They also sought a €15 million fine for UBS's French subsidiary, and fines of up to €500,000 for six top executives, including Raoul Weil, the former third-in-command at UBS, and Patrick de Fayet, formerly the second-ranking executive for its French operations.

In addition, lawyers for the French state, which is a plaintiff in the case, asked for €1.6 billion in damages.

UBS, which was ordered to post €1.1 billion in bail, has denied the charges and said its operations complied with Swiss law.

It also says that it was “unaware” that some French clients had failed to declare assets in Switzerland, and that prosecutors have not produced any proof, such as client names or account numbers, to back up their fraud claims.

The case is being closely watched by industry executives at a time when Paris and other European capitals are hoping to lure multinational banks from London as Brexit looms.

'Milk tickets'

UBS is accused of organising or inviting prospective clients to prestigious outings such as the French Open or luxury hunting retreats, where UBS's Swiss bankers would meet their “prospects” — something they were not allowed to do under French law.

UBS France directors then used notes called “milk tickets” to keep track of how many “milk cans” – amounts of money – were transferred to Swiss accounts.

They say the system was merely a way to balance out bonuses due to French bankers who were effectively losing a client to their Swiss peers, and the notes were later destroyed.

But investigators claim the “milk tickets” were proof that UBS had a parallel accounting system for keeping the transfers off its official books.

Only one “milk ticket” was found during the inquiry, prompting defence lawyers to argue there was no proof to justify claims of a massive fraud.

Yet prosecutors pointed to the roughly 3,700 French UBS clients who later took advantage of an amnesty offer to regularise their tax declarations with the French authorities.

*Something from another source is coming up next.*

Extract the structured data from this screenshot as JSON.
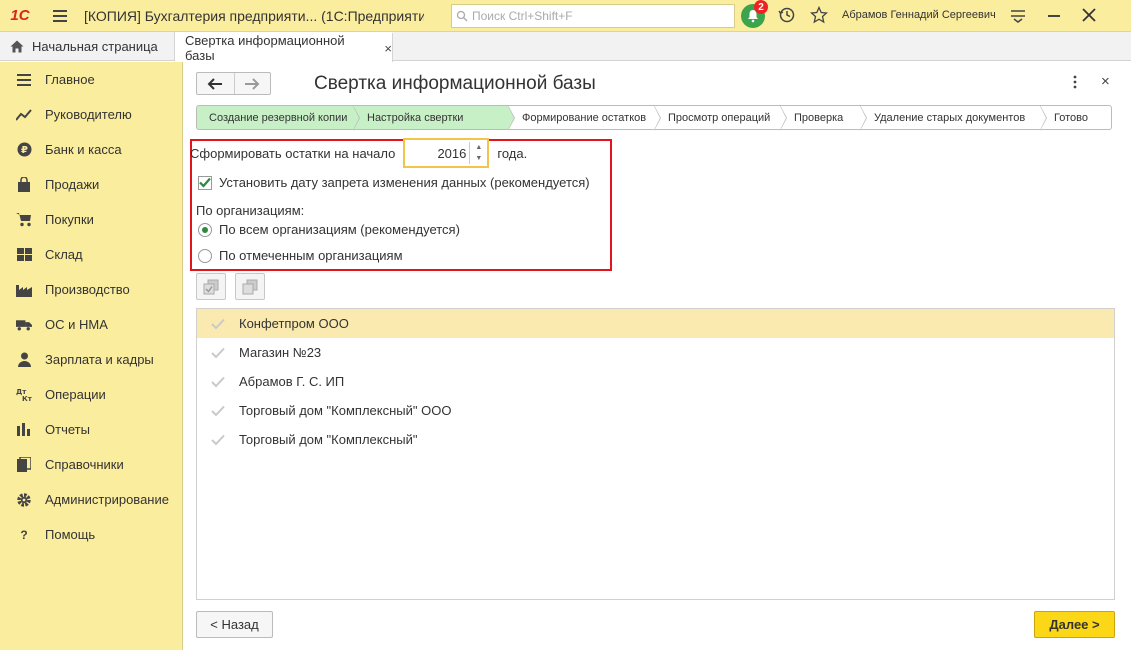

UBS has been embroiled in a series of similar cases, most notably in the United States, where the authorities said the bank used Switzerland's banking secrecy laws to help rich clients avoid taxes.

In 2009 it paid $780 million to settle charges it helped thousands of American citizens hide money from the Internal Revenue Service, and agreed to turn over information on hundreds of clients, severely denting Switzerland's long tradition of shielding banking clients and their operations from prying eyes.

That case was also prompted by a former American UBS employee turned whistleblower, Bradley Birkenfeld, whose book “Lucifer's Banker: The Untold Story of How I Destroyed Swiss Bank Secrecy” was published in 2016.

Last November UBS was again sued by US authorities, who accuse the bank of misleading investors over the sale of mortgage-backed securities in 2006 and 2007, just before the financial crisis struck.

UBS has denied the charges and said it will defend itself “vigorously”.